After the team is assembled, the next step may well be to issue a statement regarding the company’s position and/or taking responsibility for the consequences of the crisis event. Simultaneously, the team should start fact-finding, to identify what is known, what is uncertain, and what consequences are likely to result. In the case of senior management health issues, the process may be relatively straightforward; in the case of product recall, illegal payments, or financial fraud, the process may require extensive fact-finding over a period of months and may involve coordination with regulators. (The question of notification of regulators—how much to report and when—is a complicated one, the answer to which will depend on facts and circumstances.) In many situations, fact-finding is a very slow process, requiring reviews of emails, written correspondence, etc. What is thought to be true often turns out to be false and vice versa. It is important that the company inform its outside auditors and its lenders in a timely but appropriate way. The auditors will need to consider interim filings, control opinions and the consequences of forensic work to be done by an independent firm if necessary. And, to the extent that the company’s loan documents have representations about material adverse events or litigation, or financial covenants and/or capital markets access may be affected, and lenders and investors may need to be informed.

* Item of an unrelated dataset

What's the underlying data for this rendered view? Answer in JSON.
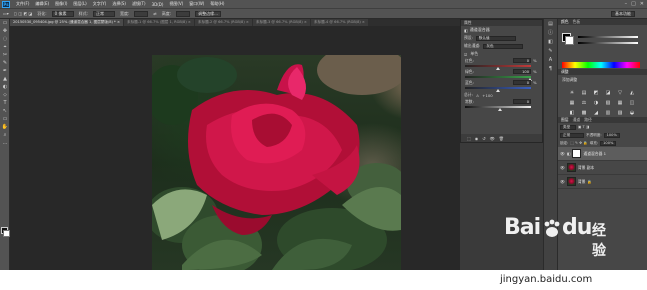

Directors should anticipate that crises arise with little or no warning, and, at the onset (and perhaps for some time), they will receive little and imperfect information. Pressured decision-making often will be required, without much analytical support. (Note the contrast to the regular board process, with thick binders, detailed presentations and carefully vetted management recommendations.)
The full board should be kept well-informed on a regular basis, but its focus should continue to be to monitor company performance. In the early stages of a crisis, much is likely to be unknown. “Murphy’s Law” seems to apply more often than not, in that new information which emerges is more likely to be negative than positive—unearthed email files may contain all kinds of bad news, and disgruntled employees may emerge with all kinds of stories.
As the crisis develops, certain conflicts are inevitable—and directors should be prepared for them.
First, management will want to take charge of the crisis response, and the internal general counsel will want to take responsibility for oversight of any investigation. Depending on the nature of the crisis, these efforts generally should be rebuffed. Management’s attention should be directed to improving the company’s operations, and unexpected conflicts may emerge which cause management some embarrassment or worse.
Second, legal counsel, whether the company’s lead outside firm or special counsel (choice of which itself is a topic to be addressed), often will advise to disclose as little as it permissible, and to avoid speculation or assertion about unknowns. Crisis communications teams, on the other hand, generally will favor fuller disclosure, and even acceptance of responsibility, in an attempt to “get in front of the problem.” Although there is no perfect balance, directors often will find themselves pulled in opposite directions. Directors need to think through both of these conflicts carefully, for the sakes of the corporation and shareholders they represent, as they focus on their decisions.
In summary, get ready, prepare for your calendar to be torn apart by unrelenting demands for meetings, and expect lots of finger-pointing and conflicting expert advice.
Herbert S. “Pug” Winokur Jr. is chairman and CEO of Capricorn Holdings, Inc., a private investment firm. He has served on a number of public and private for-profit and nonprofit boards, and has attended more than 300 public company board meetings.